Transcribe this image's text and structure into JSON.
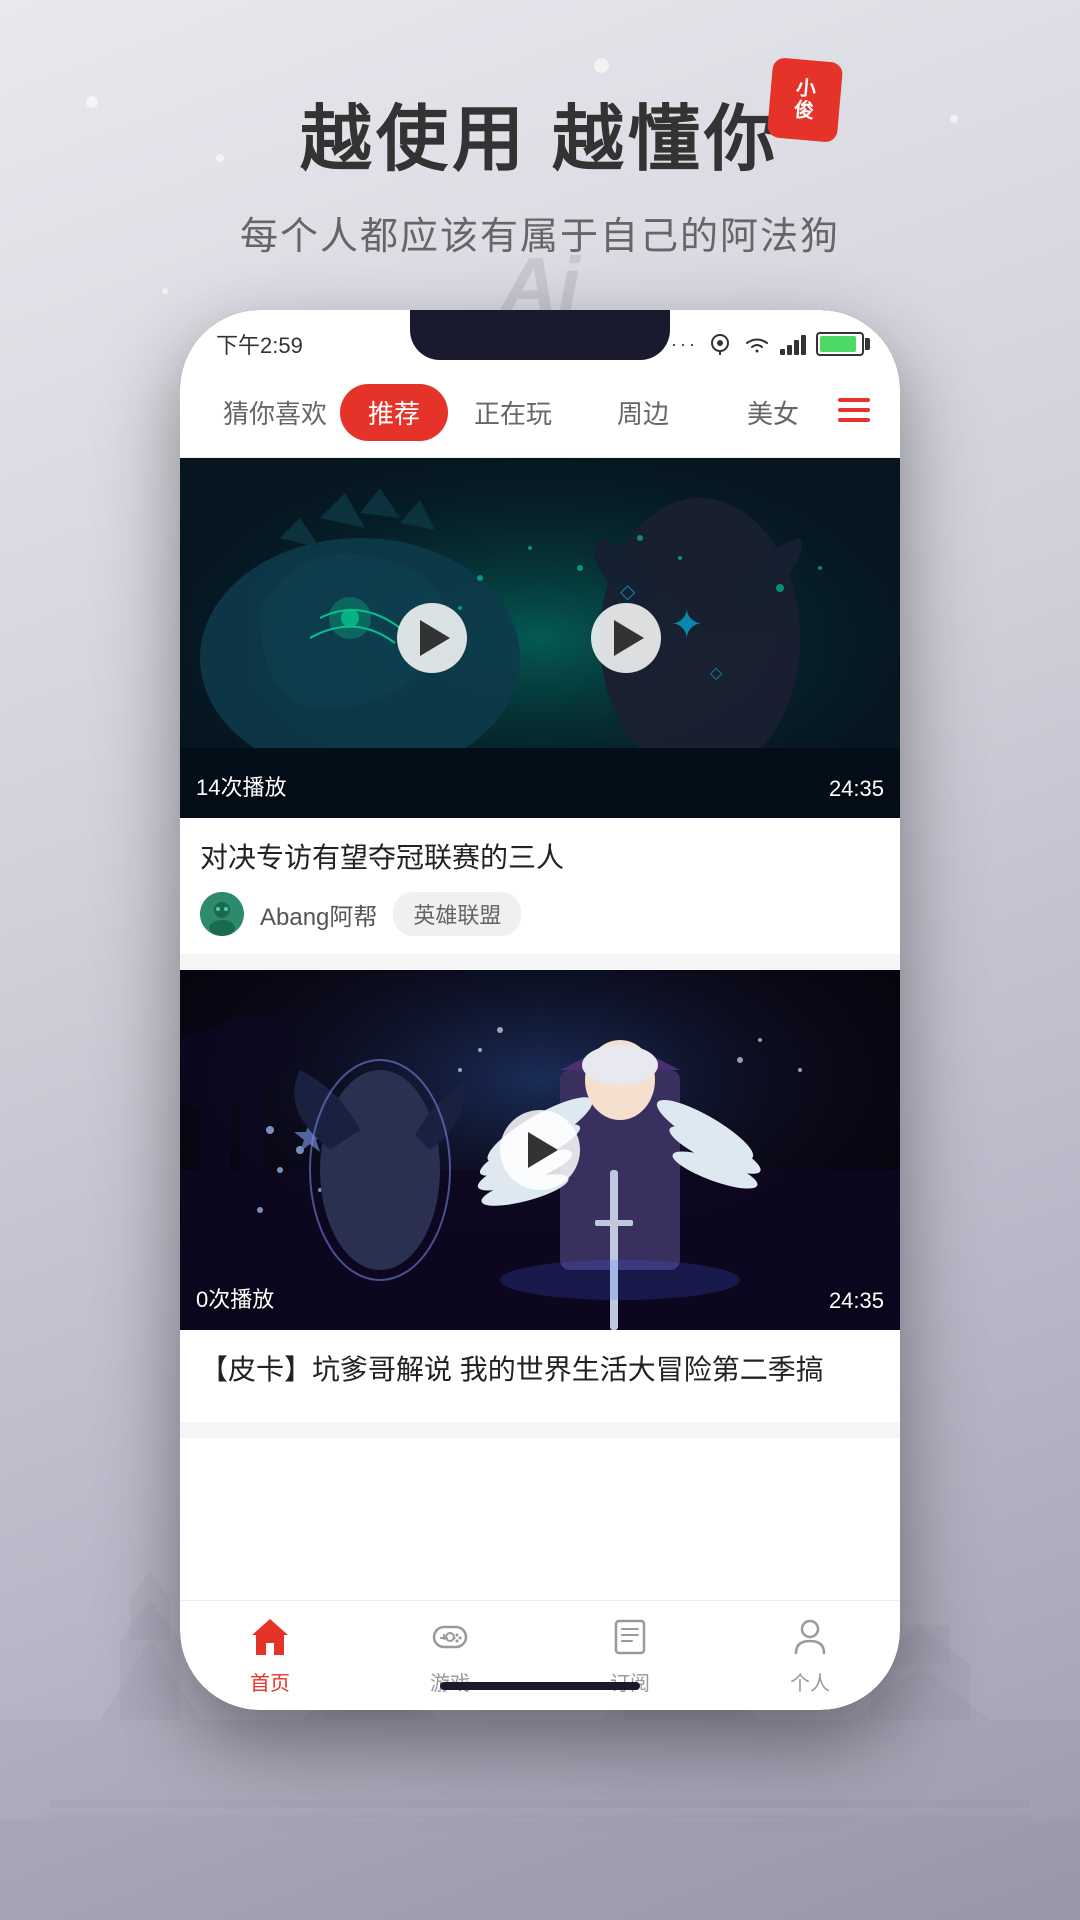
{
  "header": {
    "main_title": "越使用  越懂你",
    "badge_text_line1": "小",
    "badge_text_line2": "俊",
    "sub_title": "每个人都应该有属于自己的阿法狗"
  },
  "status_bar": {
    "time": "下午2:59",
    "signal_dots": "...",
    "battery_label": "battery"
  },
  "nav_tabs": [
    {
      "label": "猜你喜欢",
      "active": false
    },
    {
      "label": "推荐",
      "active": true
    },
    {
      "label": "正在玩",
      "active": false
    },
    {
      "label": "周边",
      "active": false
    },
    {
      "label": "美女",
      "active": false
    }
  ],
  "video_cards": [
    {
      "play_count": "14次播放",
      "duration": "24:35",
      "title": "对决专访有望夺冠联赛的三人",
      "channel": "Abang阿帮",
      "tag": "英雄联盟",
      "thumb_type": "game1"
    },
    {
      "play_count": "0次播放",
      "duration": "24:35",
      "title": "【皮卡】坑爹哥解说 我的世界生活大冒险第二季搞",
      "channel": "",
      "tag": "",
      "thumb_type": "game2"
    }
  ],
  "bottom_nav": [
    {
      "label": "首页",
      "active": true,
      "icon": "home"
    },
    {
      "label": "游戏",
      "active": false,
      "icon": "game"
    },
    {
      "label": "订阅",
      "active": false,
      "icon": "subscribe"
    },
    {
      "label": "个人",
      "active": false,
      "icon": "person"
    }
  ],
  "ai_text": "Ai",
  "colors": {
    "accent": "#e63329",
    "active_nav": "#e63329",
    "text_dark": "#222222",
    "text_mid": "#666666",
    "text_light": "#999999"
  }
}
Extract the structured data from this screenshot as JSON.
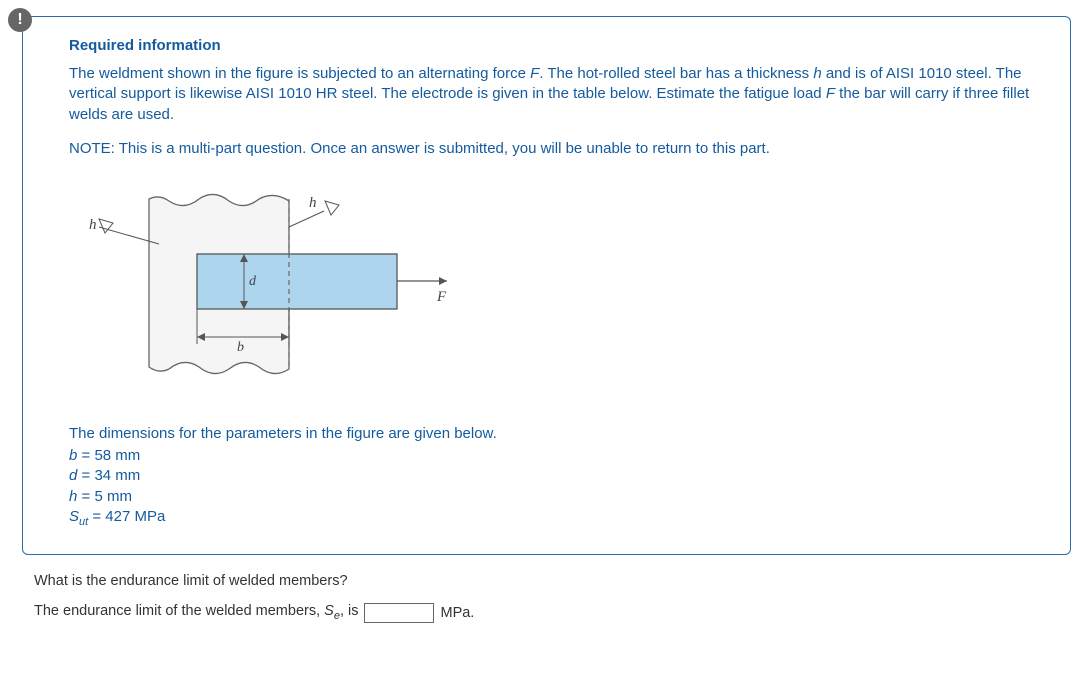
{
  "alert": "!",
  "req_title": "Required information",
  "body_p1_a": "The weldment shown in the figure is subjected to an alternating force ",
  "body_p1_F": "F",
  "body_p1_b": ". The hot-rolled steel bar has a thickness ",
  "body_p1_h": "h",
  "body_p1_c": " and is of AISI 1010 steel. The vertical support is likewise AISI 1010 HR steel. The electrode is given in the table below. Estimate the fatigue load ",
  "body_p1_F2": "F",
  "body_p1_d": " the bar will carry if three fillet welds are used.",
  "note": "NOTE: This is a multi-part question. Once an answer is submitted, you will be unable to return to this part.",
  "dims_title": "The dimensions for the parameters in the figure are given below.",
  "dims": {
    "b_label": "b",
    "b_val": " = 58 mm",
    "d_label": "d",
    "d_val": " = 34 mm",
    "h_label": "h",
    "h_val": " = 5 mm",
    "S_label": "S",
    "S_sub": "ut",
    "S_val": " = 427 MPa"
  },
  "question": "What is the endurance limit of welded members?",
  "answer_a": "The endurance limit of the welded members, ",
  "answer_S": "S",
  "answer_sub": "e",
  "answer_comma": ",",
  "answer_b": " is ",
  "answer_unit": " MPa.",
  "figure": {
    "h": "h",
    "d": "d",
    "b": "b",
    "F": "F"
  }
}
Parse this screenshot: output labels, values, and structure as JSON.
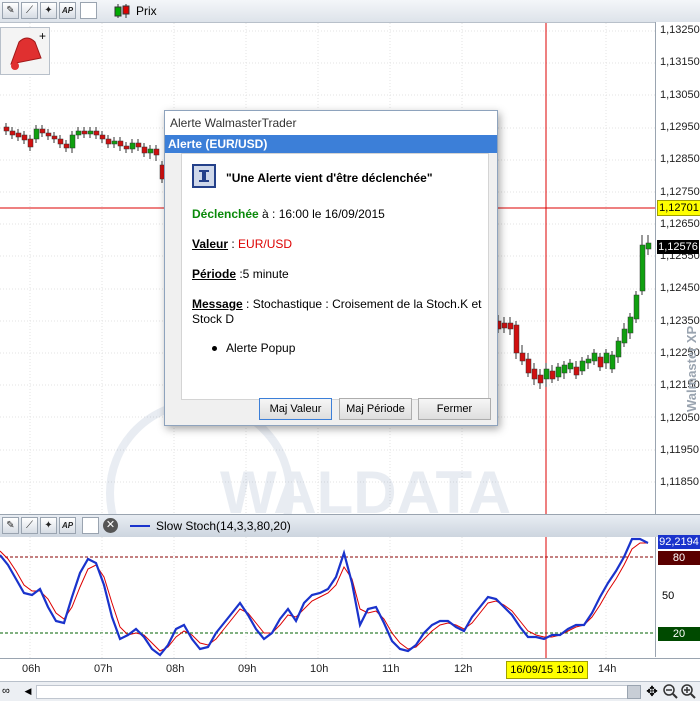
{
  "toolbar": {
    "prix_label": "Prix",
    "ap_label": "AP"
  },
  "price_axis": {
    "ticks": [
      "1,13250",
      "1,13150",
      "1,13050",
      "1,12950",
      "1,12850",
      "1,12750",
      "1,12650",
      "1,12550",
      "1,12450",
      "1,12350",
      "1,12250",
      "1,12150",
      "1,12050",
      "1,11950",
      "1,11850"
    ],
    "alert_level": "1,12701",
    "current_price": "1,12576",
    "alert_color": "#ffff00",
    "current_color": "#000000"
  },
  "dialog": {
    "window_title": "Alerte WalmasterTrader",
    "header": "Alerte (EUR/USD)",
    "headline": "\"Une Alerte vient d'être déclenchée\"",
    "trigger_label": "Déclenchée",
    "trigger_value": " à : 16:00 le 16/09/2015",
    "value_label": "Valeur",
    "value_sep": " : ",
    "value_value": "EUR/USD",
    "period_label": "Période",
    "period_value": " :5 minute",
    "message_label": "Message",
    "message_value": " : Stochastique : Croisement de la Stoch.K et Stock D",
    "bullet": "Alerte Popup",
    "buttons": {
      "update_value": "Maj Valeur",
      "update_period": "Maj Période",
      "close": "Fermer"
    }
  },
  "indicator": {
    "title": "Slow Stoch(14,3,3,80,20)",
    "current_value": "92,2194",
    "upper_level": "80",
    "mid_level": "50",
    "lower_level": "20"
  },
  "time_axis": {
    "labels": [
      "06h",
      "07h",
      "08h",
      "09h",
      "10h",
      "11h",
      "12h",
      "14h"
    ],
    "cursor_label": "16/09/15 13:10"
  },
  "watermark": {
    "brand_vertical": "Walmaster XP",
    "brand_bg": "WALDATA"
  }
}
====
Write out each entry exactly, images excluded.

Transcribe this image's text and structure into JSON.
{
  "header": {
    "main_title": "越使用  越懂你",
    "badge_text_line1": "小",
    "badge_text_line2": "俊",
    "sub_title": "每个人都应该有属于自己的阿法狗"
  },
  "status_bar": {
    "time": "下午2:59",
    "signal_dots": "...",
    "battery_label": "battery"
  },
  "nav_tabs": [
    {
      "label": "猜你喜欢",
      "active": false
    },
    {
      "label": "推荐",
      "active": true
    },
    {
      "label": "正在玩",
      "active": false
    },
    {
      "label": "周边",
      "active": false
    },
    {
      "label": "美女",
      "active": false
    }
  ],
  "video_cards": [
    {
      "play_count": "14次播放",
      "duration": "24:35",
      "title": "对决专访有望夺冠联赛的三人",
      "channel": "Abang阿帮",
      "tag": "英雄联盟",
      "thumb_type": "game1"
    },
    {
      "play_count": "0次播放",
      "duration": "24:35",
      "title": "【皮卡】坑爹哥解说 我的世界生活大冒险第二季搞",
      "channel": "",
      "tag": "",
      "thumb_type": "game2"
    }
  ],
  "bottom_nav": [
    {
      "label": "首页",
      "active": true,
      "icon": "home"
    },
    {
      "label": "游戏",
      "active": false,
      "icon": "game"
    },
    {
      "label": "订阅",
      "active": false,
      "icon": "subscribe"
    },
    {
      "label": "个人",
      "active": false,
      "icon": "person"
    }
  ],
  "ai_text": "Ai",
  "colors": {
    "accent": "#e63329",
    "active_nav": "#e63329",
    "text_dark": "#222222",
    "text_mid": "#666666",
    "text_light": "#999999"
  }
}
Extract the structured data from this screenshot as JSON.
{
  "alert": "!",
  "req_title": "Required information",
  "body_p1_a": "The weldment shown in the figure is subjected to an alternating force ",
  "body_p1_F": "F",
  "body_p1_b": ". The hot-rolled steel bar has a thickness ",
  "body_p1_h": "h",
  "body_p1_c": " and is of AISI 1010 steel. The vertical support is likewise AISI 1010 HR steel. The electrode is given in the table below. Estimate the fatigue load ",
  "body_p1_F2": "F",
  "body_p1_d": " the bar will carry if three fillet welds are used.",
  "note": "NOTE: This is a multi-part question. Once an answer is submitted, you will be unable to return to this part.",
  "dims_title": "The dimensions for the parameters in the figure are given below.",
  "dims": {
    "b_label": "b",
    "b_val": " = 58 mm",
    "d_label": "d",
    "d_val": " = 34 mm",
    "h_label": "h",
    "h_val": " = 5 mm",
    "S_label": "S",
    "S_sub": "ut",
    "S_val": " = 427 MPa"
  },
  "question": "What is the endurance limit of welded members?",
  "answer_a": "The endurance limit of the welded members, ",
  "answer_S": "S",
  "answer_sub": "e",
  "answer_comma": ",",
  "answer_b": " is ",
  "answer_unit": " MPa.",
  "figure": {
    "h": "h",
    "d": "d",
    "b": "b",
    "F": "F"
  }
}
Parse this screenshot: output labels, values, and structure as JSON.
{
  "toolbar": {
    "prix_label": "Prix",
    "ap_label": "AP"
  },
  "price_axis": {
    "ticks": [
      "1,13250",
      "1,13150",
      "1,13050",
      "1,12950",
      "1,12850",
      "1,12750",
      "1,12650",
      "1,12550",
      "1,12450",
      "1,12350",
      "1,12250",
      "1,12150",
      "1,12050",
      "1,11950",
      "1,11850"
    ],
    "alert_level": "1,12701",
    "current_price": "1,12576",
    "alert_color": "#ffff00",
    "current_color": "#000000"
  },
  "dialog": {
    "window_title": "Alerte WalmasterTrader",
    "header": "Alerte (EUR/USD)",
    "headline": "\"Une Alerte vient d'être déclenchée\"",
    "trigger_label": "Déclenchée",
    "trigger_value": " à : 16:00 le 16/09/2015",
    "value_label": "Valeur",
    "value_sep": " : ",
    "value_value": "EUR/USD",
    "period_label": "Période",
    "period_value": " :5 minute",
    "message_label": "Message",
    "message_value": " : Stochastique : Croisement de la Stoch.K et Stock D",
    "bullet": "Alerte Popup",
    "buttons": {
      "update_value": "Maj Valeur",
      "update_period": "Maj Période",
      "close": "Fermer"
    }
  },
  "indicator": {
    "title": "Slow Stoch(14,3,3,80,20)",
    "current_value": "92,2194",
    "upper_level": "80",
    "mid_level": "50",
    "lower_level": "20"
  },
  "time_axis": {
    "labels": [
      "06h",
      "07h",
      "08h",
      "09h",
      "10h",
      "11h",
      "12h",
      "14h"
    ],
    "cursor_label": "16/09/15 13:10"
  },
  "watermark": {
    "brand_vertical": "Walmaster XP",
    "brand_bg": "WALDATA"
  }
}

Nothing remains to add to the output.